◆ **The input**
------------------------

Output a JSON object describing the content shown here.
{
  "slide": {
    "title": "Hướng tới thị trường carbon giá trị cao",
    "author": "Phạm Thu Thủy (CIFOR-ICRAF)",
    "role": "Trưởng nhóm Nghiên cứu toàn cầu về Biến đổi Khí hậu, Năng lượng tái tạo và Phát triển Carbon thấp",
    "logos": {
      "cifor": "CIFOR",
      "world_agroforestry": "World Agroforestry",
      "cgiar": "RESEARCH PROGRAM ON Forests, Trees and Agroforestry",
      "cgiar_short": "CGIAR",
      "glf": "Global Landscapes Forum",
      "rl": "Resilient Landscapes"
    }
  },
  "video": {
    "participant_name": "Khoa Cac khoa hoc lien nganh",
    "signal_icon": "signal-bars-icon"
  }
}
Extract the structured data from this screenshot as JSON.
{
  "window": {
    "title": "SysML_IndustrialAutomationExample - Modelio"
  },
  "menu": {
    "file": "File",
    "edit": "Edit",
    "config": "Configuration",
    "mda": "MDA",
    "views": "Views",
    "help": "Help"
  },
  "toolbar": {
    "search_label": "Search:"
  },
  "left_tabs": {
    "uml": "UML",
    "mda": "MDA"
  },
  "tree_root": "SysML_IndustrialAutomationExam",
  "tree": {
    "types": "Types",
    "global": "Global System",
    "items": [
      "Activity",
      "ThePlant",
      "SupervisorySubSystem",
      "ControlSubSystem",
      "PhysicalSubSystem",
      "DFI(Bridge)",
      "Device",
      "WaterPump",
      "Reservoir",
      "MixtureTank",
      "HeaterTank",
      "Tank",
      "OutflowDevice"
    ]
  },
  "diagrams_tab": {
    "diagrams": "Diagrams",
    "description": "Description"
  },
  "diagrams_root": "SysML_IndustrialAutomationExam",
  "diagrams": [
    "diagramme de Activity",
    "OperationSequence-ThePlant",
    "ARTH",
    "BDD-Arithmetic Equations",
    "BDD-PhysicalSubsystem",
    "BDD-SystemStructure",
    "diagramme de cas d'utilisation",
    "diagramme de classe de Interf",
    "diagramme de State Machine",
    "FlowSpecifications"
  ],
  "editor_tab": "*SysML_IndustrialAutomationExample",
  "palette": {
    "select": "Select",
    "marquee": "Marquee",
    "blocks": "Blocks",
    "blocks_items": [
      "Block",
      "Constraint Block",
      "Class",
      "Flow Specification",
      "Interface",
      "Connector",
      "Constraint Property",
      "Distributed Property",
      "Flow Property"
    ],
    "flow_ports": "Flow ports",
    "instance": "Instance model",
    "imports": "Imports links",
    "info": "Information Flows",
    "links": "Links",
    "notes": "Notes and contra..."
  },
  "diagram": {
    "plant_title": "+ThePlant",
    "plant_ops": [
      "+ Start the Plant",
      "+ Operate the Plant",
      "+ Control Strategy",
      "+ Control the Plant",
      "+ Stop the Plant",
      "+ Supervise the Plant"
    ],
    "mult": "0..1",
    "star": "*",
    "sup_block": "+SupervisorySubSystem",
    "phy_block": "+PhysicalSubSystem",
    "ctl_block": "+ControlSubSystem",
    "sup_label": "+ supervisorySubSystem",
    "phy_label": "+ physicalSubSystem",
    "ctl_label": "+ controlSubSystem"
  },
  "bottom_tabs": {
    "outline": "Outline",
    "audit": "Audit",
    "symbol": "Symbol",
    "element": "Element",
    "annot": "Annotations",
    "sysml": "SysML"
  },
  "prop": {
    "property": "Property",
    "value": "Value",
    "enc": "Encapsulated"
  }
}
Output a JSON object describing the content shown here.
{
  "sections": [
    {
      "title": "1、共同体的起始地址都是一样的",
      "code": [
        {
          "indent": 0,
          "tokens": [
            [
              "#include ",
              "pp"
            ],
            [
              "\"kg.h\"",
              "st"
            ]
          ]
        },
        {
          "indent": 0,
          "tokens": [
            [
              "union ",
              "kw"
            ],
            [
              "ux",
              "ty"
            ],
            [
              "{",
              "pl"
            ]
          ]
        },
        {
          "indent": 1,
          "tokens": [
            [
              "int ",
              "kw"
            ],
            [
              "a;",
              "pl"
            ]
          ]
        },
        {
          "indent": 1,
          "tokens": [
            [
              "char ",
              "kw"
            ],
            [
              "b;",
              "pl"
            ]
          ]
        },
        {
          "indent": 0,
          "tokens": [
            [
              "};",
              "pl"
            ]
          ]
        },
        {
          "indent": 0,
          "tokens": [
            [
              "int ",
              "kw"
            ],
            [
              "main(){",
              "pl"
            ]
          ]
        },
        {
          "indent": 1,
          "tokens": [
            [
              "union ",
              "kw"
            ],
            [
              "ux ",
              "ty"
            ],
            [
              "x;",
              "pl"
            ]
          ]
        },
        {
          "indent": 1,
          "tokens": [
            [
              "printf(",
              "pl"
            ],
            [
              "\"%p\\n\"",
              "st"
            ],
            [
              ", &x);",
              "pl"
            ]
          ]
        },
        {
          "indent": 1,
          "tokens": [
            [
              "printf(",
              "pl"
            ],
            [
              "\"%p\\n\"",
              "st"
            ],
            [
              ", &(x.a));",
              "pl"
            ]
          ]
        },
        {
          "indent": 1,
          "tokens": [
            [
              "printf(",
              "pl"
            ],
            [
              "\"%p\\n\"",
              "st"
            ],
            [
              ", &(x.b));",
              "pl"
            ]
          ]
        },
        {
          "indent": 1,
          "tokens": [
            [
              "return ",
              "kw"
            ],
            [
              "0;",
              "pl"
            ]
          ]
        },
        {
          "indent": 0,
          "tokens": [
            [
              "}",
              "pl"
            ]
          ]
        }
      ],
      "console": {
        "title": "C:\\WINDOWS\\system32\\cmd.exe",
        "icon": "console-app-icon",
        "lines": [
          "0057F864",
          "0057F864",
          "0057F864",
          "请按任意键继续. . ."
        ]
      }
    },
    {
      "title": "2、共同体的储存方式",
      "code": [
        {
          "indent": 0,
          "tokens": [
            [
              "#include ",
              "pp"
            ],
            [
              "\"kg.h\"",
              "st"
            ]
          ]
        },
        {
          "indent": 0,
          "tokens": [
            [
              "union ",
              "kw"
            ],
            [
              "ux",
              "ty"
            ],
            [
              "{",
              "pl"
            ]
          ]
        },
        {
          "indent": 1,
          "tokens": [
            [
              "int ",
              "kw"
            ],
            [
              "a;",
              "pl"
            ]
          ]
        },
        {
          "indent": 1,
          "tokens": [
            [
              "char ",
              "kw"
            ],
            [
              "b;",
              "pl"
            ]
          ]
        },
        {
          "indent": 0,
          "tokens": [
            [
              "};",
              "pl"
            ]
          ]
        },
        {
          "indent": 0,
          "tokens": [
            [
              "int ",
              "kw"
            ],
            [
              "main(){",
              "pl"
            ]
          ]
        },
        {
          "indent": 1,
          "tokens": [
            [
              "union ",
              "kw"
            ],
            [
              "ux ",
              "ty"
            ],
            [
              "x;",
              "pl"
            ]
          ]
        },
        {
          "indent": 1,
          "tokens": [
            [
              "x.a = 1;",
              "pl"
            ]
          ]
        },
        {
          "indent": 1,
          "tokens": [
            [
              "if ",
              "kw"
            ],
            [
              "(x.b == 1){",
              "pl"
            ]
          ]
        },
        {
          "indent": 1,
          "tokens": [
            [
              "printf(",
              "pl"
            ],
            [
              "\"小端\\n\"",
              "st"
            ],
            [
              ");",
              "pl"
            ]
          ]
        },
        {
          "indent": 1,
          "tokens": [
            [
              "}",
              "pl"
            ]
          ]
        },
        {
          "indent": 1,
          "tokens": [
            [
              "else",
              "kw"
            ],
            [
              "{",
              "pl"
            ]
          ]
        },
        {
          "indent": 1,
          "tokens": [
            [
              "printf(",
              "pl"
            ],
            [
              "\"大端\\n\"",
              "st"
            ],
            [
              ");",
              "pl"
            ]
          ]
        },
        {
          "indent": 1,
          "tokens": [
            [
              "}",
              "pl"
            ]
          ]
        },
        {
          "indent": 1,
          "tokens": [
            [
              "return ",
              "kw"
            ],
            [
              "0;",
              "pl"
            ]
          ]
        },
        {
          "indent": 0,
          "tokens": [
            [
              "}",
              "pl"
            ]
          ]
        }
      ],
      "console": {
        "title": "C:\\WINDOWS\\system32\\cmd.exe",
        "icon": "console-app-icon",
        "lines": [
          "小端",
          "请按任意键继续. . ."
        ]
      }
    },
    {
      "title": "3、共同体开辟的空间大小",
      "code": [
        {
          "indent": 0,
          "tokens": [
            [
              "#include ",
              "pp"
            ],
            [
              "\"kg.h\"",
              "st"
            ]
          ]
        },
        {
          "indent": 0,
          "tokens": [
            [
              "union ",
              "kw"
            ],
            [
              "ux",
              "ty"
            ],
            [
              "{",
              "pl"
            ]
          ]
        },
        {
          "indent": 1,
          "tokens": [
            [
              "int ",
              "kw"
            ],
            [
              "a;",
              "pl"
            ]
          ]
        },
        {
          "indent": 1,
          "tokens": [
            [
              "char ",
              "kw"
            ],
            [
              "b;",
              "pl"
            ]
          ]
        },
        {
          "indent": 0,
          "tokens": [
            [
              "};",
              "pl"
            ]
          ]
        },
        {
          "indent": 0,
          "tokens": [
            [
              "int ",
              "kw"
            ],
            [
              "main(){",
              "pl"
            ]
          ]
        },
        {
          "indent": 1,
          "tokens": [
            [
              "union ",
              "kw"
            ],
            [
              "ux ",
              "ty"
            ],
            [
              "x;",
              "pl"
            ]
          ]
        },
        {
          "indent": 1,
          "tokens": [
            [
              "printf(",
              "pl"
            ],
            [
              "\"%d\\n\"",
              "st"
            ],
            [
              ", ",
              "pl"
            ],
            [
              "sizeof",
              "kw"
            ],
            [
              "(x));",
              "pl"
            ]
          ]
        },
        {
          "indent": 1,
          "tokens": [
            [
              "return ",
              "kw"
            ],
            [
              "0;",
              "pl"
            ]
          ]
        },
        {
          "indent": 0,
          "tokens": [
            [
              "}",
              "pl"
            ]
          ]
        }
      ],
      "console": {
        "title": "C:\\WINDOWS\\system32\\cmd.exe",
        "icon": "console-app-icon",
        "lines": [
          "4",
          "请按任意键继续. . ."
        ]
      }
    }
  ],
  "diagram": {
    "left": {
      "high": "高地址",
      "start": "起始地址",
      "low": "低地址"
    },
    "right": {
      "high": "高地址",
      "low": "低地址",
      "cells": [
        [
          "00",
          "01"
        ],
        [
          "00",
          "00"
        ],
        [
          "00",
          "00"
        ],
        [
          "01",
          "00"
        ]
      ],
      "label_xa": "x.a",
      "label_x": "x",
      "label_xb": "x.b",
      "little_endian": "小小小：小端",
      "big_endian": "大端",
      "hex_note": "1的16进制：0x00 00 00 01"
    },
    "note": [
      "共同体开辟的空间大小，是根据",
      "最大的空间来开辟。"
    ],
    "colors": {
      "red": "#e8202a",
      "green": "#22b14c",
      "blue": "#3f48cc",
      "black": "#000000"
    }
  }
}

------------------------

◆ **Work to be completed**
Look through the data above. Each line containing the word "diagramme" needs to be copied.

◆ **Answer section**
    "diagramme de Activity",
    "diagramme de cas d'utilisation",
    "diagramme de classe de Interf",
    "diagramme de State Machine",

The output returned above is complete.